Dataset rows describing interfaces

•••

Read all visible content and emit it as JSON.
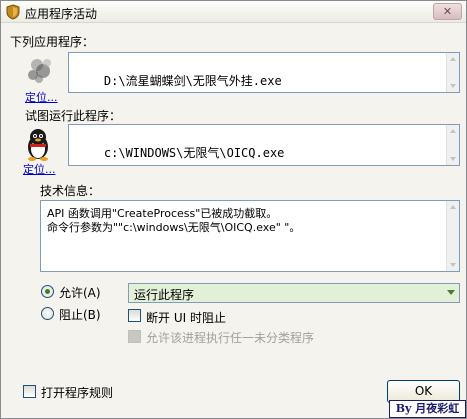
{
  "window": {
    "title": "应用程序活动",
    "close_label": "✕"
  },
  "section_program": {
    "label": "下列应用程序：",
    "path": "D:\\流星蝴蝶剑\\无限气外挂.exe",
    "locate_link": "定位..."
  },
  "section_target": {
    "label": "试图运行此程序：",
    "path": "c:\\WINDOWS\\无限气\\OICQ.exe",
    "locate_link": "定位..."
  },
  "tech_info": {
    "label": "技术信息：",
    "lines": [
      "API 函数调用\"CreateProcess\"已被成功截取。",
      "命令行参数为\"\"c:\\windows\\无限气\\OICQ.exe\" \"。"
    ]
  },
  "options": {
    "allow_label": "允许(A)",
    "allow_checked": true,
    "block_label": "阻止(B)",
    "block_checked": false,
    "action_select": "运行此程序",
    "ui_block_label": "断开 UI 时阻止",
    "ui_block_checked": false,
    "allow_unclassified_label": "允许该进程执行任一未分类程序",
    "allow_unclassified_disabled": true
  },
  "footer": {
    "open_rules_label": "打开程序规则",
    "open_rules_checked": false,
    "ok_label": "OK"
  },
  "watermark": "By 月夜彩虹",
  "colors": {
    "window_bg": "#f4f3ee",
    "textbox_border": "#7f9db9",
    "select_bg": "#e3f0d8",
    "link": "#0000cc"
  },
  "icons": {
    "app": "shield-icon",
    "program": "blurred-exe-icon",
    "target": "qq-penguin-icon"
  }
}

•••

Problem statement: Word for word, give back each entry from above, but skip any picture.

Task result:
Read all visible content and emit it as JSON.
{
  "window": {
    "title": "应用程序活动",
    "close_label": "✕"
  },
  "section_program": {
    "label": "下列应用程序：",
    "path": "D:\\流星蝴蝶剑\\无限气外挂.exe",
    "locate_link": "定位..."
  },
  "section_target": {
    "label": "试图运行此程序：",
    "path": "c:\\WINDOWS\\无限气\\OICQ.exe",
    "locate_link": "定位..."
  },
  "tech_info": {
    "label": "技术信息：",
    "lines": [
      "API 函数调用\"CreateProcess\"已被成功截取。",
      "命令行参数为\"\"c:\\windows\\无限气\\OICQ.exe\" \"。"
    ]
  },
  "options": {
    "allow_label": "允许(A)",
    "allow_checked": true,
    "block_label": "阻止(B)",
    "block_checked": false,
    "action_select": "运行此程序",
    "ui_block_label": "断开 UI 时阻止",
    "ui_block_checked": false,
    "allow_unclassified_label": "允许该进程执行任一未分类程序",
    "allow_unclassified_disabled": true
  },
  "footer": {
    "open_rules_label": "打开程序规则",
    "open_rules_checked": false,
    "ok_label": "OK"
  },
  "watermark": "By 月夜彩虹",
  "colors": {
    "window_bg": "#f4f3ee",
    "textbox_border": "#7f9db9",
    "select_bg": "#e3f0d8",
    "link": "#0000cc"
  },
  "icons": {
    "app": "shield-icon",
    "program": "blurred-exe-icon",
    "target": "qq-penguin-icon"
  }
}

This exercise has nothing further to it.